    • SexyTofu says:

      Agreed, I don’t think any of this is “right” or “wrong.” And I also agree non-monogamous relationships are not all about sex; That’s why I enjoyed the article from written by the woman who is currently dating a couple. It’s all very interesting to me, and I applaud and respect people who can be in romantic relationships with more than one person and not make a huge mess of it. It must take so much open communication, all the time. In Kate’s article (the XOJane writer) she talks about the pros and cons of being a couple’s sexual and emotional excerpt:

      “At the same time, it’s not all sunshine and flowers and interestingly flavored personal lubricants. At the end of the day, Carlos and Alison need to know that they’re each other’s primaries first, even if that means throwing me over. Which I am totally on board with — to a point. I may be allergic to early-morning love-revelations, but as an attention whore by nature, it kind of starts to get under my skin when my couple-date is too busy reassuring each other of their primary affection to, I don’t know, tie me to the mattress and read :The Golden Compass: aloud until I squirm.”

      As far as monogamy and “creeping urges”…It’s the larger picture I focus on. When I am sloppy in love, urges rarely ever creep in at all. I am too focused on my partner, usually. However, if they do–and of course they have or will at some point–they are fleeting and easy to let pass by, because I love the trust and sense of security I get from my monogamous relationship and know, to me, that isn’t worth risking. All so complicated!

  4. Andrew says:

    Well said! It’s apparent that people have vastly different viewpoints on this subject, especially with all of the articles about it recently. I like your take on it.

  5. asianbadass says:

    Guys who claim that they are meant to SPREAD their seed, to me it sounds too much like an excuse. If that were honestly the case, then the body would have made sperm a lot stronger to the environment. And a penis is an injector, not a sprinkler, so “spreading” is probably an incorrect term.

    In terms of monogamy, I think it’s all in the mindset. Just because you only love one person at a time, doesn’t mean you don’t have a surplus of love to give. It’s more practical than that, even thouh we don’t often view it that way. It’s really just a matter of how much attention we have. With everything in our lives: our jobs, our hobbies, our family, our lives…I personally, don’t have time to give my love to more than one person. If other people do, good for them! I don’t fault them for it, and I think it works for them. But me? I like focussing on one person because that’s what I have the inclination for.
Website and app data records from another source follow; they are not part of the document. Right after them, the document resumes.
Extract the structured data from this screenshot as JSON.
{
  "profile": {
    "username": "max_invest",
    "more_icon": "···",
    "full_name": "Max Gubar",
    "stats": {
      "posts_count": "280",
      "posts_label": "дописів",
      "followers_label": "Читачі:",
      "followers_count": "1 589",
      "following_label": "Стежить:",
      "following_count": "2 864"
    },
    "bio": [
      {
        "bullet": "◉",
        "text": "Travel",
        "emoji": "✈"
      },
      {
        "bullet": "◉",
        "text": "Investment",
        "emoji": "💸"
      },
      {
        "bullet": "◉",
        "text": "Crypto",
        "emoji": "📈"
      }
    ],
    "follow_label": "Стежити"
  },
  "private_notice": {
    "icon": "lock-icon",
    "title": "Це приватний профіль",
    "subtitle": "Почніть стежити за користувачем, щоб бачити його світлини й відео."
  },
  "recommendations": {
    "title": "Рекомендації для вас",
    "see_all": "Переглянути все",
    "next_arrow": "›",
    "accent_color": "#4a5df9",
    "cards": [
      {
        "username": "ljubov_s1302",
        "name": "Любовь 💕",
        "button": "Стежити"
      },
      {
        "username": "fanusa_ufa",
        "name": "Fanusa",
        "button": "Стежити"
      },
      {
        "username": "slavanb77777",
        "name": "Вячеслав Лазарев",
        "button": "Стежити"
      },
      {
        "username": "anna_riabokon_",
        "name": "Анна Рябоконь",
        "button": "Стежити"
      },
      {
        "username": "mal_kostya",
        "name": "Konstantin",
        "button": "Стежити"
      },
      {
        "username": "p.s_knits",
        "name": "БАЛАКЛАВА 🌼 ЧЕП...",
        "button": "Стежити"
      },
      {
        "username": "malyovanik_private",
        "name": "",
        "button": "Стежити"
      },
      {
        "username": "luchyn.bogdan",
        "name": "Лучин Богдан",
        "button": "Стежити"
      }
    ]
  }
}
That might change later in life, but that’s me right now. Nothing wrong with it.

    And like you said, a guy or girl who has a lot of casual sex isn’t a polygamist. Maybe a polyamorist, or maybe there doesn’t have to be a term for it. Maybe they just flat out like sex and variety. But that’s not what we mean when we mean a relationship, right? So I feel like that’s comparing apples and oranges.
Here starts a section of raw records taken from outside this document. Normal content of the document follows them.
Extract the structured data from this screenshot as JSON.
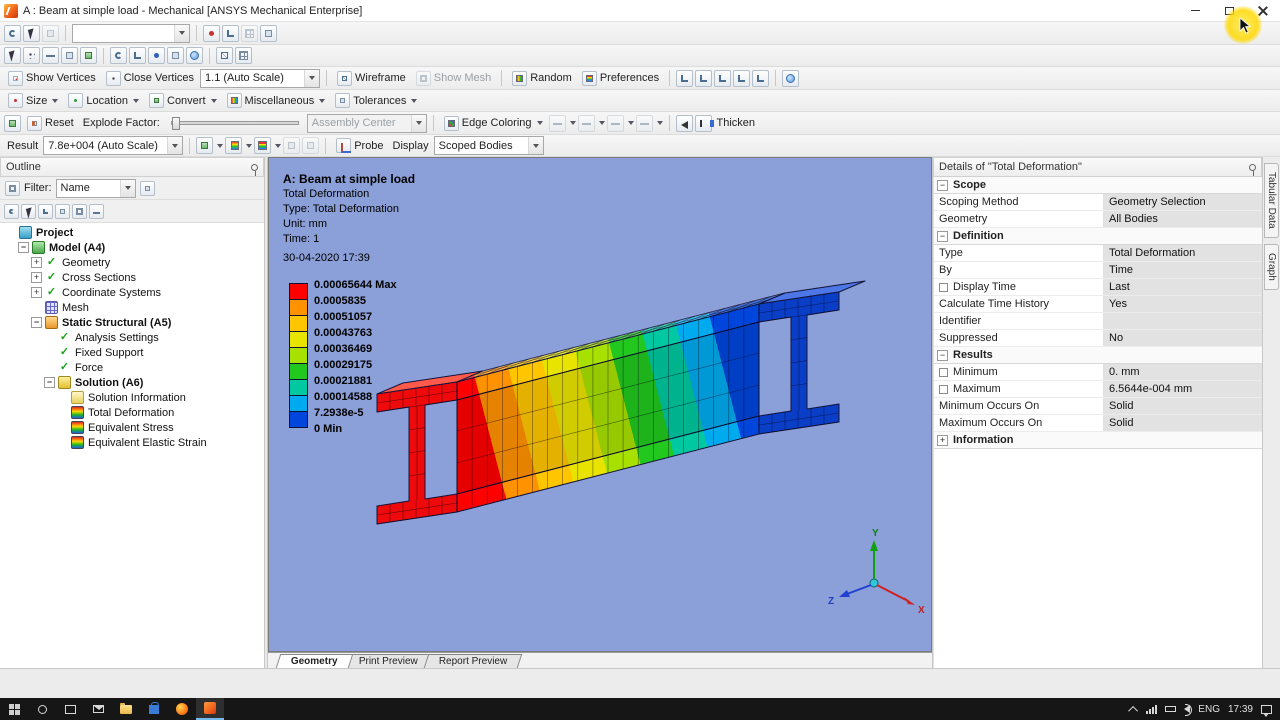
{
  "icons": {
    "expand": "+",
    "collapse": "−",
    "check": "✓"
  },
  "titlebar": {
    "title": "A : Beam at simple load - Mechanical [ANSYS Mechanical Enterprise]"
  },
  "toolbars": {
    "row3": {
      "show_vertices": "Show Vertices",
      "close_vertices": "Close Vertices",
      "scale": "1.1 (Auto Scale)",
      "wireframe": "Wireframe",
      "show_mesh": "Show Mesh",
      "random": "Random",
      "preferences": "Preferences"
    },
    "row4": {
      "size": "Size",
      "location": "Location",
      "convert": "Convert",
      "miscellaneous": "Miscellaneous",
      "tolerances": "Tolerances"
    },
    "row5": {
      "reset": "Reset",
      "explode_factor": "Explode Factor:",
      "assembly_center": "Assembly Center",
      "edge_coloring": "Edge Coloring",
      "thicken": "Thicken"
    },
    "row6": {
      "result_label": "Result",
      "result_scale": "7.8e+004 (Auto Scale)",
      "probe": "Probe",
      "display_label": "Display",
      "scoped_bodies": "Scoped Bodies"
    }
  },
  "outline": {
    "title": "Outline",
    "filter_label": "Filter:",
    "filter_value": "Name",
    "tree": [
      {
        "id": "project",
        "label": "Project",
        "depth": 0,
        "exp": null,
        "icon": "ico-project",
        "bold": true
      },
      {
        "id": "model-a4",
        "label": "Model (A4)",
        "depth": 1,
        "exp": "-",
        "icon": "ico-model",
        "bold": true
      },
      {
        "id": "geometry",
        "label": "Geometry",
        "depth": 2,
        "exp": "+",
        "icon": "ico-check",
        "bold": false
      },
      {
        "id": "cross-sections",
        "label": "Cross Sections",
        "depth": 2,
        "exp": "+",
        "icon": "ico-check",
        "bold": false
      },
      {
        "id": "coordinate-systems",
        "label": "Coordinate Systems",
        "depth": 2,
        "exp": "+",
        "icon": "ico-check",
        "bold": false
      },
      {
        "id": "mesh",
        "label": "Mesh",
        "depth": 2,
        "exp": null,
        "icon": "ico-mesh",
        "bold": false
      },
      {
        "id": "static-structural-a5",
        "label": "Static Structural (A5)",
        "depth": 2,
        "exp": "-",
        "icon": "ico-system",
        "bold": true
      },
      {
        "id": "analysis-settings",
        "label": "Analysis Settings",
        "depth": 3,
        "exp": null,
        "icon": "ico-check",
        "bold": false
      },
      {
        "id": "fixed-support",
        "label": "Fixed Support",
        "depth": 3,
        "exp": null,
        "icon": "ico-check",
        "bold": false
      },
      {
        "id": "force",
        "label": "Force",
        "depth": 3,
        "exp": null,
        "icon": "ico-check",
        "bold": false
      },
      {
        "id": "solution-a6",
        "label": "Solution (A6)",
        "depth": 3,
        "exp": "-",
        "icon": "ico-solution",
        "bold": true
      },
      {
        "id": "solution-information",
        "label": "Solution Information",
        "depth": 4,
        "exp": null,
        "icon": "ico-solinfo",
        "bold": false
      },
      {
        "id": "total-deformation",
        "label": "Total Deformation",
        "depth": 4,
        "exp": null,
        "icon": "ico-result",
        "bold": false
      },
      {
        "id": "equivalent-stress",
        "label": "Equivalent Stress",
        "depth": 4,
        "exp": null,
        "icon": "ico-result",
        "bold": false
      },
      {
        "id": "equivalent-elastic-strain",
        "label": "Equivalent Elastic Strain",
        "depth": 4,
        "exp": null,
        "icon": "ico-result",
        "bold": false
      }
    ]
  },
  "viewport": {
    "annotations": {
      "title": "A: Beam at simple load",
      "lines": [
        "Total Deformation",
        "Type: Total Deformation",
        "Unit: mm",
        "Time: 1"
      ],
      "date": "30-04-2020 17:39"
    },
    "legend": {
      "labels": [
        "0.00065644 Max",
        "0.0005835",
        "0.00051057",
        "0.00043763",
        "0.00036469",
        "0.00029175",
        "0.00021881",
        "0.00014588",
        "7.2938e-5",
        "0 Min"
      ],
      "colors": [
        "#ff0000",
        "#ff9200",
        "#ffc600",
        "#e8e400",
        "#a8e000",
        "#22c81e",
        "#00c8a0",
        "#00aaee",
        "#0046dc"
      ]
    },
    "triad": {
      "x": "X",
      "y": "Y",
      "z": "Z"
    },
    "tabs": [
      {
        "label": "Geometry",
        "active": true
      },
      {
        "label": "Print Preview",
        "active": false
      },
      {
        "label": "Report Preview",
        "active": false
      }
    ]
  },
  "details": {
    "title": "Details of \"Total Deformation\"",
    "sections": [
      {
        "label": "Scope",
        "collapsed": false,
        "rows": [
          {
            "label": "Scoping Method",
            "value": "Geometry Selection",
            "checkbox": false
          },
          {
            "label": "Geometry",
            "value": "All Bodies",
            "checkbox": false
          }
        ]
      },
      {
        "label": "Definition",
        "collapsed": false,
        "rows": [
          {
            "label": "Type",
            "value": "Total Deformation",
            "checkbox": false
          },
          {
            "label": "By",
            "value": "Time",
            "checkbox": false
          },
          {
            "label": "Display Time",
            "value": "Last",
            "checkbox": true
          },
          {
            "label": "Calculate Time History",
            "value": "Yes",
            "checkbox": false
          },
          {
            "label": "Identifier",
            "value": "",
            "checkbox": false
          },
          {
            "label": "Suppressed",
            "value": "No",
            "checkbox": false
          }
        ]
      },
      {
        "label": "Results",
        "collapsed": false,
        "rows": [
          {
            "label": "Minimum",
            "value": "0. mm",
            "checkbox": true
          },
          {
            "label": "Maximum",
            "value": "6.5644e-004 mm",
            "checkbox": true
          },
          {
            "label": "Minimum Occurs On",
            "value": "Solid",
            "checkbox": false
          },
          {
            "label": "Maximum Occurs On",
            "value": "Solid",
            "checkbox": false
          }
        ]
      },
      {
        "label": "Information",
        "collapsed": true,
        "rows": []
      }
    ]
  },
  "side_tabs": [
    "Tabular Data",
    "Graph"
  ],
  "taskbar": {
    "language": "ENG",
    "time": "17:39"
  }
}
  6. Serendipity says:

    About your confusion, or your admittance to ‘not getting it’, try thinking of it this way: Do you have only one close friendship? I know plenty of people who have more than one ‘best friend’. We keep lots of friends because each one gives us some unique perspective and experience to share. And because you love one friend, doesn’t mean you love another friend any less. Yes, your time is split between them, but good friends who are secure with your friendship don’t get mad about that sort of thing.

    Now think about just how much deeper we tend to take romantic relationships. How wonderful and comforting it is to have that security and all that stuff you mentioned about trust. People who practice polyamory generally feel that we can have more than one relationship that gives us those sorts of benefits. We can have more than one person supply that trust and comfort and depth. And having one doesn’t make the other less important or valuable, because each partner gives us unique perspectives and experiences. You don’t have to love one more than another. You just love. It’s just like having more than one best friend, but with a lot of extra emotional depth that requires tending to.

    I’ve even heard some people say, that it’s kind of like wanting more than one child. More love to give, less time to split among them. But no one seems to be ‘confused’ when talking to someone who wants more than one child, no one thinks of it as selfish or giving in to some archaic nature (because multiple children are socially acceptable, multiple lovers are not).

    You mentioned that “…to me, “dedicated” in romance means monogamous”. Well, if you really want to ‘get’ where poly people come from, try suspending that belief for a minute just to think about it. What if ‘dedicated’ instead meant ‘always do what they promise, and always do what’s best for us’? And there you go, poly can suddenly fit in the ‘dedicated’ spectrum. Because the point of polyamory IS to be dedicated. It is the opposite of sleeping around. It requires complete trust and constant conversation, and LOTS of love and reassuring. Someone who is insecure in their relationship, can’t successfully be poly. And so I would go out on a limb and say that feeling completely secure with your love life is a prerequisite to successful polyamory.

    I get the feeling that you question whether or not your love of monogamy is outdated, because you can see the appeal of poly and can see how and why it works on paper. But you feel guilty about holding on to something so ‘old fashioned’ as monogamy because you’re otherwise really understanding and open minded, so why can’t you ‘get’ this poly thing? My guess, is a few reasons. 1: Monogamy is DEEPLY engrained in us, socially. To let go of it completely is terrifying and takes lots of emotional work (not to mention, it makes you question a billion other things in life you’ve embraced out of hand). And if you can’t see it as being beneficial to you, then you subconsciously protect your emotional time/energy by not bothering. 2: Polyamory is way way WAY more work than monogamy. And if you weigh the benefits with the risk, to most people it’s just not worth it. Your ‘love’ for monogamy might just be your underlying or subconscious acknowledgement that you, as a person, would not get enough emotional benefit from polyamory to put in the risk/work it requires to be successful. So your brain clings to monogamy as an appropriate model for you. All pretty common and reasonable reactions, I think.

    • SexyTofu says:

      AH I love this!Yes I completely agree a successful polyamorous relationship would take WAY more work than a monogamous one. Thanks for your perspective, it’s really helpful. And I like your comparison to friendships, and to children…I do like the IDEA of polyamory–spread the love! But commitment to me means one on one.

      • Serendipity says:

        Just be careful when saying things like “commitment to me means one on one.” By putting it like that, you’re implying that a poly person is NOT committed to her two boyfriends of 4 and 6 years, for example. It comes off as insulting to people who spend massive amounts of energy and effort to be committed to more than one person at a time. (They might even argue they’re a more committed lover than you, because they know how to be so to more than one person at a time). Maybe it’s a matter of phrasing though. If that’s the case, try “I feel happier in a relationship when I don’t have to define our commitment outside of just the two of us”.

      • SexyTofu says:

        No i agree it is different for everyone, which is why I said “to me” meaning FOR me. Phrasing mix-up!

Leave a Reply

Fill in your details below or click an icon to log in: Logo

You are commenting using your account. Log Out /  Change )

Google+ photo

You are commenting using your Google+ account. Log Out /  Change )

Twitter picture

You are commenting using your Twitter account. Log Out /  Change )

Facebook photo

You are commenting using your Facebook account. Log Out /  Change )

Connecting to %s